b. Information From the Patient. Obtain this information from the patient.
Ask when was the last time the patient had a venereal disease.
Ask when the patient last had a serologic test for syphilis and the results
of that test.
Request a list of the patient's sexual contacts.
(4) Ask for address, phone number, place of employment, and any other
pertinent information regarding these sexual contacts. Get complete locating
information. Refer to these contacts without references to gender.
2-17. MOTIVATION FOR THE CONTACT INTERVIEW
a. Stress the spread of the disease and possible reinfection. There are carriers
of sexually transmitted diseases who appear healthy but who do spread sexually
b. Stress the course of gonorrhea and syphilis in men and women and the late
manifestations of these diseases.
c. Explain congenital transmission. (Be very careful at this point if the patient is
a pregnant female.)
2-18. PREVENTION OF SEXUALLY TRANSMITTED DISEASES (SIDs)
Follow these guidelines to reduce your chance of contracting a sexually
transmitted disease and to prevent spreading that disease if you do contract it.
a. Be Informed. Know the signs and symptoms of sexually transmitted
diseases. You can then refrain from sex with a partner showing any signs/symptoms of
SIDs. Additionally, if you see such signs/symptoms in yourself, you can seek medical
treatment at once.
b. Be Observant. Look at yourself and your sexual partner. If either of you has
a sore or blister, the infected person should not have sex but seek medical treatment.
c. Be Selective. The more sex partners you have, the greater chance you have
of becoming infected with a sexually transmitted disease. Sex with someone you do not
know is also hazardous. Select your sexual partner carefully.
d. Be Honest.

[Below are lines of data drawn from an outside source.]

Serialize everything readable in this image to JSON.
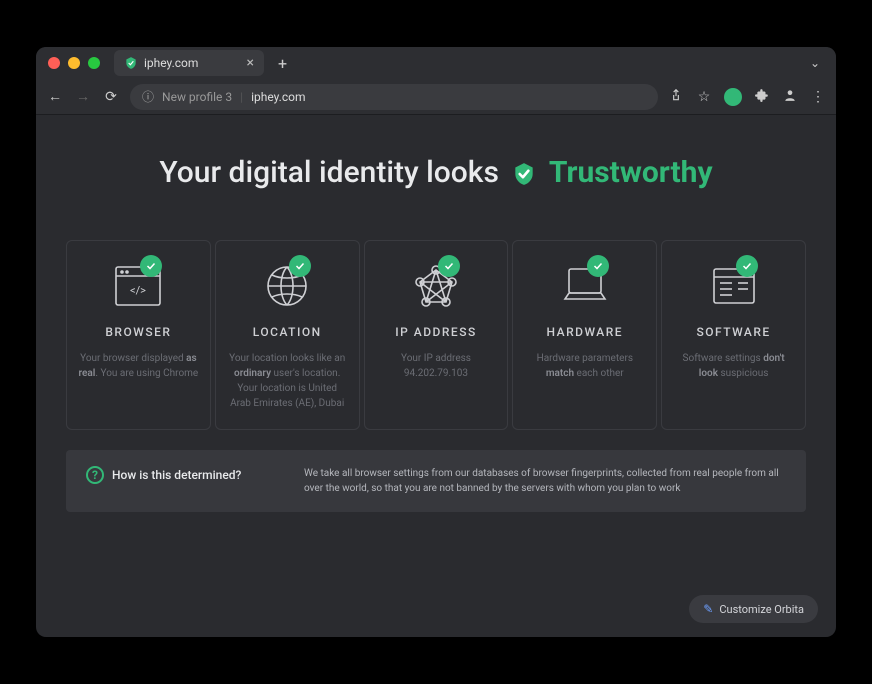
{
  "window": {
    "tab_title": "iphey.com",
    "profile_label": "New profile 3",
    "url": "iphey.com"
  },
  "headline": {
    "prefix": "Your digital identity looks",
    "status": "Trustworthy"
  },
  "cards": [
    {
      "title": "BROWSER",
      "desc_pre": "Your browser displayed ",
      "desc_bold": "as real",
      "desc_post": ". You are using Chrome"
    },
    {
      "title": "LOCATION",
      "desc_pre": "Your location looks like an ",
      "desc_bold": "ordinary",
      "desc_post": " user's location. Your location is United Arab Emirates (AE), Dubai"
    },
    {
      "title": "IP ADDRESS",
      "desc_pre": "Your IP address ",
      "desc_bold": "",
      "desc_post": "94.202.79.103"
    },
    {
      "title": "HARDWARE",
      "desc_pre": "Hardware parameters ",
      "desc_bold": "match",
      "desc_post": " each other"
    },
    {
      "title": "SOFTWARE",
      "desc_pre": "Software settings ",
      "desc_bold": "don't look",
      "desc_post": " suspicious"
    }
  ],
  "info": {
    "question": "How is this determined?",
    "answer": "We take all browser settings from our databases of browser fingerprints, collected from real people from all over the world, so that you are not banned by the servers with whom you plan to work"
  },
  "customize_label": "Customize Orbita",
  "colors": {
    "accent": "#32b877"
  }
}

Tell those with whom you have had sex recently if you are
diagnosed as having STD. This allows your partner to watch for symptoms and/or to be